Home | News | Exclusive | Medal Count | Photo | Audio | Schedule | CRIENGLISH.com

A Day in the Life of an Olympic Volunteer
    2008-07-28 12:27:02     CRIENGLISH.com

Zhu Guihua (2nd R) and her fellow volunteers pose victory gesture on Saturday, July 26, 2008. They are looking forward to and striving for a successful Olympic Games in Beijing. [Photo: CRIENGLISH.com]

Zhu Guihua is enjoying her work as an Olympic volunteer, despite having to divide her time between her regular job and running one of the city's Olympic volunteer service booths in the sweltering summer heat.

The 56-year-old Beijing resident has been much busier since she started working as an Olympic volunteer on July 1. Aside from her regular job as an official at a local residential community, zhu has had to manage more than 100 volunteers at one of the capital's many service stations. But she said the experience has been worthwhile so far.

"We are proud to be volunteers and enjoy our work," she said. "We must do well, because we represent Beijing and the whole country for visitors from all over the world."

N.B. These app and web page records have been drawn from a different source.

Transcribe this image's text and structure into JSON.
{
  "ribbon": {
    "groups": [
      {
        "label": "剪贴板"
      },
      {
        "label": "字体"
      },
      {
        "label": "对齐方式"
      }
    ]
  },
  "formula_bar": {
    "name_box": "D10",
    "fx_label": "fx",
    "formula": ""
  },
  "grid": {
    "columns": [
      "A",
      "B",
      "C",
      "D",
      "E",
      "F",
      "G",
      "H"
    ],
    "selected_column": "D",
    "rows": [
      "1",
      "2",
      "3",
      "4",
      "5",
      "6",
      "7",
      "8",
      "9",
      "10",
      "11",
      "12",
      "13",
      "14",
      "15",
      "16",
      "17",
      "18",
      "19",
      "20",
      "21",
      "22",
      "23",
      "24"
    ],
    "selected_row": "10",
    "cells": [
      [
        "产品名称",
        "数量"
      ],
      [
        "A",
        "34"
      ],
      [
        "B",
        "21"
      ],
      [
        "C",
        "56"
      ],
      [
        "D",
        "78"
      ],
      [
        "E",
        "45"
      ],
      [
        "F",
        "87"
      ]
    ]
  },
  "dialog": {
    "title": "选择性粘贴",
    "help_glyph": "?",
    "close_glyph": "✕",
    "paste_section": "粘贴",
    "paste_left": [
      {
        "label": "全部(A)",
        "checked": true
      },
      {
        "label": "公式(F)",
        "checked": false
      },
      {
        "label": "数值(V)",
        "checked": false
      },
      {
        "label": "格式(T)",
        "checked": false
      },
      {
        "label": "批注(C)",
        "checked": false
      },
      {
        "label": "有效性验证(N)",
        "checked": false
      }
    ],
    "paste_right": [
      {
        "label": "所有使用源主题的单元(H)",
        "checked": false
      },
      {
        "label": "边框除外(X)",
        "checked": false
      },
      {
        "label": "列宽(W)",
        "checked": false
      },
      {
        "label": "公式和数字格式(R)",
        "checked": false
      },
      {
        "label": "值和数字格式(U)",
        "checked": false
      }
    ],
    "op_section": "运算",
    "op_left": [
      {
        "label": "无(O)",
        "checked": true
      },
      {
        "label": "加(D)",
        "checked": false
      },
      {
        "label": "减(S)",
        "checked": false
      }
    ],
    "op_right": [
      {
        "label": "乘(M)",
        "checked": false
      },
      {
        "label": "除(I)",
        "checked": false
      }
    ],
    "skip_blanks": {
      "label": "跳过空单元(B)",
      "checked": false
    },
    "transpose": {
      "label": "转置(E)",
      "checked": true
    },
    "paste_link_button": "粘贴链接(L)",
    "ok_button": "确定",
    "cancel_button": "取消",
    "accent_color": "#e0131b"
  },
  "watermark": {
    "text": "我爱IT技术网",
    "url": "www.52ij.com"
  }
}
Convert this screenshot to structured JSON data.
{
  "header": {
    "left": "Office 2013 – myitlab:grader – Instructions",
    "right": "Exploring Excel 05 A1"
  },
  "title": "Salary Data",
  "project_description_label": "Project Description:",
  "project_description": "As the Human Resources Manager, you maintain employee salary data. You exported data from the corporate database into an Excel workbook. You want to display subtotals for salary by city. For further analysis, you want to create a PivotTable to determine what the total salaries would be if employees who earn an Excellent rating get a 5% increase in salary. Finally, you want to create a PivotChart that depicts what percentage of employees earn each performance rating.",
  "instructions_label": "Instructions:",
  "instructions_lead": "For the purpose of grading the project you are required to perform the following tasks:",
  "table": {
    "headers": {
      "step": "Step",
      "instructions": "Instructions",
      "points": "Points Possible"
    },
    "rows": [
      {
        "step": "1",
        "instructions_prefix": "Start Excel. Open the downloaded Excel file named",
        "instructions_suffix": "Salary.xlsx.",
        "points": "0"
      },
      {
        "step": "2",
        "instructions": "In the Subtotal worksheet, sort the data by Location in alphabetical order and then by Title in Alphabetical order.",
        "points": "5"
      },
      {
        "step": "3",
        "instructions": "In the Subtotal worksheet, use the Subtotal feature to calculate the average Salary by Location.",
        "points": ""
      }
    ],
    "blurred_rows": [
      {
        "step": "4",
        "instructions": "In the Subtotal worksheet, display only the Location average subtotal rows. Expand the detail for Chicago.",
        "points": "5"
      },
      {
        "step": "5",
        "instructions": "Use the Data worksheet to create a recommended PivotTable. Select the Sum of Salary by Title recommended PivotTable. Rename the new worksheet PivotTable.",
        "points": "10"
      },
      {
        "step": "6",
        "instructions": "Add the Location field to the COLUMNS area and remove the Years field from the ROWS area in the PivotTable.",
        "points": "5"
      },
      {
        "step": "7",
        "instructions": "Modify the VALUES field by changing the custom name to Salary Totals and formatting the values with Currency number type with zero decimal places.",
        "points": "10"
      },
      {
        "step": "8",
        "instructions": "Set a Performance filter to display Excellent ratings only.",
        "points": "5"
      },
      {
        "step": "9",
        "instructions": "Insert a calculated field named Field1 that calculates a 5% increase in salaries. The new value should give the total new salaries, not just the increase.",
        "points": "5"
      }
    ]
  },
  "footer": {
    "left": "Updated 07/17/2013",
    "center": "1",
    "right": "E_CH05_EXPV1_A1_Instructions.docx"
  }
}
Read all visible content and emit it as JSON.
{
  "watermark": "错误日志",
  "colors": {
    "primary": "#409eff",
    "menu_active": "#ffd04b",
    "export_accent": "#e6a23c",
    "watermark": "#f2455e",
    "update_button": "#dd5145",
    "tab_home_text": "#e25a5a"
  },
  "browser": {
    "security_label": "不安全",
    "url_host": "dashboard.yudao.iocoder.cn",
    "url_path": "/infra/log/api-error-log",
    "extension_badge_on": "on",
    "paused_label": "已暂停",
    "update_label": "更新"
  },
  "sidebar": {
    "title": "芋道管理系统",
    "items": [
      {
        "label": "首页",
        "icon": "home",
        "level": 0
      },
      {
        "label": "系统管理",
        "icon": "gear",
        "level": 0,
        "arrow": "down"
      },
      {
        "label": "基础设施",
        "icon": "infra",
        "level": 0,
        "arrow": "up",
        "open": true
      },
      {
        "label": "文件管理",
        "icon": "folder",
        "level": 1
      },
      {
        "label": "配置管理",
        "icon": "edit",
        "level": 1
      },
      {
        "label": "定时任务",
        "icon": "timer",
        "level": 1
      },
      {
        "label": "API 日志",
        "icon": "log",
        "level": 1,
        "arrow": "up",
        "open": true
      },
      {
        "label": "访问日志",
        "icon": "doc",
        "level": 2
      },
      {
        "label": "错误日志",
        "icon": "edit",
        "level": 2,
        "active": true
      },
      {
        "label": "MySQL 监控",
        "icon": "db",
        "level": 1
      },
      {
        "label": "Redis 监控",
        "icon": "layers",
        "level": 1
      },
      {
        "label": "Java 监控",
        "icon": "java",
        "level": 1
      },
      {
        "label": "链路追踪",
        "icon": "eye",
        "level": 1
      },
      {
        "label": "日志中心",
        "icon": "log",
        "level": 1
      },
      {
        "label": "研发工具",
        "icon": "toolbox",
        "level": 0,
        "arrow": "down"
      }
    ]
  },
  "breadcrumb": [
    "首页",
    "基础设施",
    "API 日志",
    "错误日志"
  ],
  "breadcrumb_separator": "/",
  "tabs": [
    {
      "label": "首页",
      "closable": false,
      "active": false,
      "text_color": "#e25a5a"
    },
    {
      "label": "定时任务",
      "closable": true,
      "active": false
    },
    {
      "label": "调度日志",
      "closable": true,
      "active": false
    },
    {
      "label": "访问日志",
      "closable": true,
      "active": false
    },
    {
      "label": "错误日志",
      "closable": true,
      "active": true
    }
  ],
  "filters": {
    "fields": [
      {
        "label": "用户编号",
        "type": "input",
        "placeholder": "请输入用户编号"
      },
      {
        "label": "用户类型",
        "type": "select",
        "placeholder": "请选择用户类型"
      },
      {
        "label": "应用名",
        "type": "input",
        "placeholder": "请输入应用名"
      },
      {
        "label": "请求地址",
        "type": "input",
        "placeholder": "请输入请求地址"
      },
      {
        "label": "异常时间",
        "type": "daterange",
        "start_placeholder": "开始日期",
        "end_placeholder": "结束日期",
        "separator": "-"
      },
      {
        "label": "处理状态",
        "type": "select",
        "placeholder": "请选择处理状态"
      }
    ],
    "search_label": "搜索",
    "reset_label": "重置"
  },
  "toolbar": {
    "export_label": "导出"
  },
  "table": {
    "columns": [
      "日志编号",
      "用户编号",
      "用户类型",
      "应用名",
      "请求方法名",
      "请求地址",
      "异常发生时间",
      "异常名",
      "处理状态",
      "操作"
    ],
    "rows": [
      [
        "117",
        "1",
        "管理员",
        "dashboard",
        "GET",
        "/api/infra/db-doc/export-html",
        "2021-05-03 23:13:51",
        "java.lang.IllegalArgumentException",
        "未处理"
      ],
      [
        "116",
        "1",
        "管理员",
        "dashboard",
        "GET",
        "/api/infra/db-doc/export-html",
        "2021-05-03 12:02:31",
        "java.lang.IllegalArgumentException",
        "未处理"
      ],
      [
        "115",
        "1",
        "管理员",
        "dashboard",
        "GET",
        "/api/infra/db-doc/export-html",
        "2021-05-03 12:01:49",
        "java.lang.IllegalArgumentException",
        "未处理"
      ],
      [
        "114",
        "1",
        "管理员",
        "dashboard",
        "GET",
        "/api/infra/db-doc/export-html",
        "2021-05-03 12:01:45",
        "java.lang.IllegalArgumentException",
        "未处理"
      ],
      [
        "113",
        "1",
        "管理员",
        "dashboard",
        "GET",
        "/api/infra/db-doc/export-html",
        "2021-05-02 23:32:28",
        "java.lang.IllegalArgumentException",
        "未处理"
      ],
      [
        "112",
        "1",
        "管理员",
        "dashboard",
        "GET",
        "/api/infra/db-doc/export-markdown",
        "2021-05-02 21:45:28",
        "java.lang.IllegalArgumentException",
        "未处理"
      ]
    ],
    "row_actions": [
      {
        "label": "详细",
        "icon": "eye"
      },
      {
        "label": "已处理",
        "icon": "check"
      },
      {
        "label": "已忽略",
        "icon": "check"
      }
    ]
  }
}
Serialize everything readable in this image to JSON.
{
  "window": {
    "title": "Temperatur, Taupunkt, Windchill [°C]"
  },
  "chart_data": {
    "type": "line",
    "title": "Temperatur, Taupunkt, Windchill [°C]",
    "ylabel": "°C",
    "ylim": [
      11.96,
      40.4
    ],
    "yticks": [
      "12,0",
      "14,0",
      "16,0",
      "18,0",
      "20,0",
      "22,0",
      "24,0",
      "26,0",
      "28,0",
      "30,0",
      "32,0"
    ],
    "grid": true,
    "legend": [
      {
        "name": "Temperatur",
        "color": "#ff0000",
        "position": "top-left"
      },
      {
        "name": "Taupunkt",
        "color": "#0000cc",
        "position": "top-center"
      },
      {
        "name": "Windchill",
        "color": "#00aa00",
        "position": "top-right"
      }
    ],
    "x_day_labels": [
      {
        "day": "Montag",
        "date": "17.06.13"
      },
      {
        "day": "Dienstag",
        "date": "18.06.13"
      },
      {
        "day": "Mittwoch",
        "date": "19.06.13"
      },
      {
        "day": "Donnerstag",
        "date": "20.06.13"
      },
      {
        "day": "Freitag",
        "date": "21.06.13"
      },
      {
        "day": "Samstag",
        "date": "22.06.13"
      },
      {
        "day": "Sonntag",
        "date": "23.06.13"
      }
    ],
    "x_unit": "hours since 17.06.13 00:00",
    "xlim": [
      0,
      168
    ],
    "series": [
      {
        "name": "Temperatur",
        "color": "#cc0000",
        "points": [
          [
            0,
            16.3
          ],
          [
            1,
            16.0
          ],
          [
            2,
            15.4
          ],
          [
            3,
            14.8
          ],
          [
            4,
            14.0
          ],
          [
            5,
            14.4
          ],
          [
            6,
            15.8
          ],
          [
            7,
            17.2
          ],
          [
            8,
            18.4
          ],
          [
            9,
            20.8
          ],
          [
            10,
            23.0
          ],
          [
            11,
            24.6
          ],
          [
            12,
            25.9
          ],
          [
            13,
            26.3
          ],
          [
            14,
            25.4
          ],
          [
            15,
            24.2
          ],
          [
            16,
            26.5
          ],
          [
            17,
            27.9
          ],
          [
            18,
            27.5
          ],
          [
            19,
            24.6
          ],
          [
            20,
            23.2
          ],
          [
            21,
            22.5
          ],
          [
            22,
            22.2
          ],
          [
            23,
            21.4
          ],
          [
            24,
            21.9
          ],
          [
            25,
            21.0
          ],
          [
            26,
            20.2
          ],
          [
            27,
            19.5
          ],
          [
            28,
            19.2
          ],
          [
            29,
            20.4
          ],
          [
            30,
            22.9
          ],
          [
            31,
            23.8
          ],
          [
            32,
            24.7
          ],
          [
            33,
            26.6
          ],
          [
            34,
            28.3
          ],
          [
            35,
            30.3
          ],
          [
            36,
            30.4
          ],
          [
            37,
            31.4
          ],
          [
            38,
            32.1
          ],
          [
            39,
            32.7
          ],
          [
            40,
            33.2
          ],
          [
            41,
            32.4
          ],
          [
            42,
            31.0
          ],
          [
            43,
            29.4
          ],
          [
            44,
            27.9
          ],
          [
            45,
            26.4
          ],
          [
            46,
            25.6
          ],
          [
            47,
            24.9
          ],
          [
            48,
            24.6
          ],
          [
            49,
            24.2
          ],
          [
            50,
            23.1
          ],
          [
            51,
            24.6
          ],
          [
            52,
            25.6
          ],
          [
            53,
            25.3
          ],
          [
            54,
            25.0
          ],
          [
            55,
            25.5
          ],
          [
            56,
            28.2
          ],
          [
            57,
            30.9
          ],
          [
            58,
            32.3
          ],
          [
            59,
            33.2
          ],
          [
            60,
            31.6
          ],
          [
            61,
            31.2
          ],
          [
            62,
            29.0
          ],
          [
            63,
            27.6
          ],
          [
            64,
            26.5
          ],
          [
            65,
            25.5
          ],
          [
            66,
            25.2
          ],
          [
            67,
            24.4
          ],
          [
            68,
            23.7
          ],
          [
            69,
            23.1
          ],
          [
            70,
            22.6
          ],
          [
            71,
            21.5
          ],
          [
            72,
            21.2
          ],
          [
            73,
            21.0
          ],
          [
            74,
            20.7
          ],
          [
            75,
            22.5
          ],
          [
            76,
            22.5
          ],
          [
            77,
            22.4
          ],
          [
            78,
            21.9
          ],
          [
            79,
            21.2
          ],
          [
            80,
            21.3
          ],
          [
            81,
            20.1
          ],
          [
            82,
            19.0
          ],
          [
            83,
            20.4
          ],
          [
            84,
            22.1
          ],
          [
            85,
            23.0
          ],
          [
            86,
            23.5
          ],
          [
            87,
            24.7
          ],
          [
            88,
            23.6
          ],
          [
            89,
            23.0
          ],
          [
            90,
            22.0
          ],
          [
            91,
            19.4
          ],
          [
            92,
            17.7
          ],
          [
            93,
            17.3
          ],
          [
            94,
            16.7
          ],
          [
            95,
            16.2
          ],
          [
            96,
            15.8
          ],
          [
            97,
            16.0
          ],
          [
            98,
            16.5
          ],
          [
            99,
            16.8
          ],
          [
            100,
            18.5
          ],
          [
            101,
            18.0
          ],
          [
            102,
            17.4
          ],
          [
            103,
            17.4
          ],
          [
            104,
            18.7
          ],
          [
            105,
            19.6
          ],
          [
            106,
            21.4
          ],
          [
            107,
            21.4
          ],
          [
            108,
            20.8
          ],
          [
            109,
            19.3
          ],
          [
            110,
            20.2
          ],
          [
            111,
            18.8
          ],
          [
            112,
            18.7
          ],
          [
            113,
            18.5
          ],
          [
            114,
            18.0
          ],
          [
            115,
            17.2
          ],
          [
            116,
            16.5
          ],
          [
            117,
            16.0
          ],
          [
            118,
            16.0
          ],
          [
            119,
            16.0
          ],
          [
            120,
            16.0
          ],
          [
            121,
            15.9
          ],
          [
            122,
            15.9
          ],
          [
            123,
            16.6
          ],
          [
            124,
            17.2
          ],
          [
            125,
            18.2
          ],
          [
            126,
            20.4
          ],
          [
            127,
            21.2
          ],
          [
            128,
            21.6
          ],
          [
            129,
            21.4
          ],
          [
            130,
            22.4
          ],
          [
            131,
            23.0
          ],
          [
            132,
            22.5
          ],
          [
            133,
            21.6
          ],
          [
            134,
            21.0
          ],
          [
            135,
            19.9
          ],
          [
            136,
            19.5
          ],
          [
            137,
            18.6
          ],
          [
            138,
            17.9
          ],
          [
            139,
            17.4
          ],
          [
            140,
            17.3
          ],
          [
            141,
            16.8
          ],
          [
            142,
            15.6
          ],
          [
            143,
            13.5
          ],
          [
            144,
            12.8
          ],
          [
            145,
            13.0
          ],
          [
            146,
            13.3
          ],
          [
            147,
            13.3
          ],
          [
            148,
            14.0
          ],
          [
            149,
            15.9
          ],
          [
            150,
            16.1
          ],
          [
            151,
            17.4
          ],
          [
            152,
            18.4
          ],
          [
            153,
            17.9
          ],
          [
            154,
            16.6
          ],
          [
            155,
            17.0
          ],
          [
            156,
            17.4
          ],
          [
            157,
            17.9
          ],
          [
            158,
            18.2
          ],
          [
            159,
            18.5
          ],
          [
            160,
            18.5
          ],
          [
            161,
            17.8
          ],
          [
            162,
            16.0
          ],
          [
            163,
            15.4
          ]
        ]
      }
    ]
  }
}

Zhu is one of the hundreds of thousands of volunteers that will work during the Summer Games in August and Paralympics in September. All in all, there are about 100,000 Olympic and Paralympic volunteers, 400,000 city volunteers and 1 million social volunteers who will provide several services in Beijing in the run-ups to and during the two major sports events.


Zhu's current crew includes her daughter, 100 college students majoring in foreign languages at local universities and several senior citizens who reside in her community. They offer a variety of services, including providing interpretations, acting as tour guides and administering first aid.

All the volunteers underwent intensive training and special language instruction before taking up their posts, although some older volunteers found it difficult early on to try to communicate with foreign visitors.

"We had no means to communicate with foreigners at the beginning except with simple gestures," Zhu said. "Many times when the visitors were dissatisfied and left, we were worried."

But the situation took a turn for the better after 100 college students, each of whom could speak a foreign language, arrived.

"At present, we usually arrange four college students and a senior volunteer to work on a shift," Zhu said. "The students will deal with the language problems, while the seniors will be in charge of the tour guides."

Volunteers work at the booth each day from 8 a.m. to 8 p.m. in three shifts.

As the deputy director of the residents' committee of Shunyuanli Community in Chaoyang District, Zhu has to divide her time equally between her two jobs.

She usually goes to the volunteer booth in the morning to set up the pavilion and clean it. She then arranges informational books and flyers for the visitors who will stop by before heading to her office around noon. Zhu commutes by bike several times a day between the two locations.

Zhu is always the last volunteer to leave the booth every evening. After she closes the station, she spends about an hour completing five reports about daily operations and the suggestions solicited from guests.

The station is near several luxury hotels that will accommodate many senior officials and tourists from abroad during the Games. Zhu said her team of volunteers has left no stone unturned in improving their services. She said she is proud of the measures they have taken to better satisfy visitors. For example, they have urged the volunteer administration to prepare sufficient stocks of city maps for tourists. They also have made gifts for visitors.


"We have invited some residents from our community to make Olympics-themed paper cuttings and miniature Chinese calligraphy works," Zhu said. "We sealed them in plastic bags and plan to present them to foreign visitors at our station."

Zhu said her booth is the only one of the city's 550 volunteer service stations to give out traditional handiwork items as gifts. The effort has paid off. Zhu said all the foreign tourists were excited when they received the exquisite gifts.

Sun Yue, Zhu's 28-year-old daughter, said she is very proud of her mother and is happy to be working with her at the booth.

"It's arduous for my mom to deal with two jobs that are of equal importance," Sun said. "I know it's not easy for her, so I will shoulder more work at home."

Zhu hopes that Sun can use some of the nursing skills she learned in school when she volunteers at the booth. She said she expects Sun to further improve herself through volunteer work and to develop a passion for helping others.
1  2  3  4  5  
 
Share

               
Recommend

   Latest
• Spanish Olympic Cyclist Impressed by Hospitality in Beijing
• Russia Is Capable of Better Performance: Medvedev
• Beijing Games Highlight Chinese Values: Scholar
• Beijing Olympics Historical Moments for Indonesian Weightlifting: Coach
• Most Canadians Satisfied at Team Performance
• Chinese Top Olympians Get 50,000 US Dlrs
• Brazil's Athletes Do Well in Beijing Olympics: President
• New Zealand's Olympians to Receive Heroes' Homecoming

   Survey
What do you think will impress foreign visitors the most during the Beijing Olympics?
The friendliness of the Beijing people
The Water Cube and other Olympic venues
The Forbidden City
The Great Wall
Beijing "siheyuan" (Chinese traditional courtyard houses)
Peking Opera
Wangfujing Street
Beijing Roast Duck